Task objective: All lines in the data that hold the word "Chọn" need copying.

Source information:
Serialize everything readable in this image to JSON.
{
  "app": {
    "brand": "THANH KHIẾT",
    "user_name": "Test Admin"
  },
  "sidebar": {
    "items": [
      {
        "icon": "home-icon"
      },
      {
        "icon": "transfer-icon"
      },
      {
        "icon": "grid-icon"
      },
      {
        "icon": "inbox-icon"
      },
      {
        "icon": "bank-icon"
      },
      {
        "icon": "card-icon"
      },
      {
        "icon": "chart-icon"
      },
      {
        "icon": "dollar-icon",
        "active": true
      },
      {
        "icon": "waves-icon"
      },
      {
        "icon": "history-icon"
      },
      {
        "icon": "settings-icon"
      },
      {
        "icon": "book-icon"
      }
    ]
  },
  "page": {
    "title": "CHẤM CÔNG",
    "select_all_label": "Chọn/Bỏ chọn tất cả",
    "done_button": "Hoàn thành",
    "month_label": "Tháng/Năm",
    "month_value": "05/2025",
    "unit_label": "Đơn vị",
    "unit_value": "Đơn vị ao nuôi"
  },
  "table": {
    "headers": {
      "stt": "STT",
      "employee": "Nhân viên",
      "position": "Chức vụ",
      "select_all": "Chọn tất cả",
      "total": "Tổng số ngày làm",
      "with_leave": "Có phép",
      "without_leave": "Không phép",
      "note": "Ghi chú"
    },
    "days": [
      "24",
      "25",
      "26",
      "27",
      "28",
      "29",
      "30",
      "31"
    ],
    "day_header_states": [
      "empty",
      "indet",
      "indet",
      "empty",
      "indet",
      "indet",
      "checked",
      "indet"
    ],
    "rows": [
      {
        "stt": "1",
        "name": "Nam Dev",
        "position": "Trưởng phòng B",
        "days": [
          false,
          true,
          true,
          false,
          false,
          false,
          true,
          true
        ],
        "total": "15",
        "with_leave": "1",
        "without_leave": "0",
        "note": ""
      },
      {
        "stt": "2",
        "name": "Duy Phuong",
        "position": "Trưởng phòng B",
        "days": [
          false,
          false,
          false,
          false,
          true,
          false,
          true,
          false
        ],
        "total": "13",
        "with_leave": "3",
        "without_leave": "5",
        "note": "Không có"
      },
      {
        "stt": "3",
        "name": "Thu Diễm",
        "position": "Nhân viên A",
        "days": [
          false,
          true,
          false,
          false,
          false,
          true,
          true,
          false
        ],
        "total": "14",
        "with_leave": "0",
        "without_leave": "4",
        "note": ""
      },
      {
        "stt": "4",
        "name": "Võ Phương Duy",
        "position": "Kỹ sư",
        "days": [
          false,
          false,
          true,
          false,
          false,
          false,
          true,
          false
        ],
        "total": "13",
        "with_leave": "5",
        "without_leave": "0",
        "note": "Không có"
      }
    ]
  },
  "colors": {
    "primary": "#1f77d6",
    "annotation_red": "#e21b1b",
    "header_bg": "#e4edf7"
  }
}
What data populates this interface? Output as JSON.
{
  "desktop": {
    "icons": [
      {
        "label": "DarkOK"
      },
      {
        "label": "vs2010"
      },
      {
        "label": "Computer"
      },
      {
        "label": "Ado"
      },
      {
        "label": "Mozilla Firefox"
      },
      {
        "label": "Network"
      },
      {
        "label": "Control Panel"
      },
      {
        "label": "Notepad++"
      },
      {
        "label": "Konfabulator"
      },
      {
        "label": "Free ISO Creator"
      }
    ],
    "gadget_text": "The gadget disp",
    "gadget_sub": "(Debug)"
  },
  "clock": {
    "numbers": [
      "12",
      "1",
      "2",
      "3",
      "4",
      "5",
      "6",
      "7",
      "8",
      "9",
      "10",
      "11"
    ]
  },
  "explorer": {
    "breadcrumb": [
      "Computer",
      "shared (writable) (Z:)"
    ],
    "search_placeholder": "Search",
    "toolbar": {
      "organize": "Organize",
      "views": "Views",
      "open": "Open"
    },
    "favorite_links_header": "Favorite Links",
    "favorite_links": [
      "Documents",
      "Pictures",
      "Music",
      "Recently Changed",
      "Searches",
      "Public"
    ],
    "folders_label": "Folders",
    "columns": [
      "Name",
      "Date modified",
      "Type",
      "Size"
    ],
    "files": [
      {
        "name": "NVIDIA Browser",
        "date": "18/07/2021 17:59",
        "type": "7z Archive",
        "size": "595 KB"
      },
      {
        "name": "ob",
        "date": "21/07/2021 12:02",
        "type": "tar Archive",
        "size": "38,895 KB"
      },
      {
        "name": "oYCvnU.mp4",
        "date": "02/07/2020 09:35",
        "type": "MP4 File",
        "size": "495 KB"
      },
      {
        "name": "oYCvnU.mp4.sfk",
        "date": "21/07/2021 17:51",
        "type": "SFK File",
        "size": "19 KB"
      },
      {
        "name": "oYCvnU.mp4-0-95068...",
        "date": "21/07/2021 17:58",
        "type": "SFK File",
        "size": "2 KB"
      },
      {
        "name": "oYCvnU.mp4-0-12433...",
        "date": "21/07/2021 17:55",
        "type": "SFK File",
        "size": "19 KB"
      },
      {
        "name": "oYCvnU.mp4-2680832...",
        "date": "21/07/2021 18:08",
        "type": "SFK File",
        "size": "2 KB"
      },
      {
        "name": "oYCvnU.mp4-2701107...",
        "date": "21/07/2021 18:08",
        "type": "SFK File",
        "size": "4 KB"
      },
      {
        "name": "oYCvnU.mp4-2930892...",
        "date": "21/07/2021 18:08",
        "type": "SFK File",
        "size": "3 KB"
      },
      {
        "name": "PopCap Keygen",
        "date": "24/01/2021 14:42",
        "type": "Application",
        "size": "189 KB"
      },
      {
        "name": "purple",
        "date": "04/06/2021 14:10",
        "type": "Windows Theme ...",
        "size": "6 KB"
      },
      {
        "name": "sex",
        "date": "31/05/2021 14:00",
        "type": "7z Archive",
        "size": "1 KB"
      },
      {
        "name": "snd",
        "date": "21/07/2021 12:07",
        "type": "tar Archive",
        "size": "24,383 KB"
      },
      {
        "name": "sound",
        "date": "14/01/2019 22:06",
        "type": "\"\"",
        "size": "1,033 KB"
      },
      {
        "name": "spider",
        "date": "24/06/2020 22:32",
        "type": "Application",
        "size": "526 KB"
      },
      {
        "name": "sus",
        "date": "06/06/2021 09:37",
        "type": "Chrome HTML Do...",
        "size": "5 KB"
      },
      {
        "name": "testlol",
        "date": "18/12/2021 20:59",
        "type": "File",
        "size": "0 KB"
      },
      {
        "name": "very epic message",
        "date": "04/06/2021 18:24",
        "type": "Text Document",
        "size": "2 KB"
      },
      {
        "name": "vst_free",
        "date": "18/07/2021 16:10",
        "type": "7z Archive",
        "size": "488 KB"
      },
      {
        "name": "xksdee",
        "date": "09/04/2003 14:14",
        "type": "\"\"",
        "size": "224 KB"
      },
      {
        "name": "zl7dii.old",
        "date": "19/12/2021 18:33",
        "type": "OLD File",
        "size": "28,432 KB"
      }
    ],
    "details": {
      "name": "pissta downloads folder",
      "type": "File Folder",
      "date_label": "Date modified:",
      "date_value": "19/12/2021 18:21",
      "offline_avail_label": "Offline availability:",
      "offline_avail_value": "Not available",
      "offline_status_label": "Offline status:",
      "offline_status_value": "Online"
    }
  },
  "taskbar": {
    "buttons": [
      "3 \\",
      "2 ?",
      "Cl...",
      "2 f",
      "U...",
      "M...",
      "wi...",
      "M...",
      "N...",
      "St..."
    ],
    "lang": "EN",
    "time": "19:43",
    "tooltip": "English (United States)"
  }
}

Result of the exercise:
    "select_all_label": "Chọn/Bỏ chọn tất cả",
      "select_all": "Chọn tất cả",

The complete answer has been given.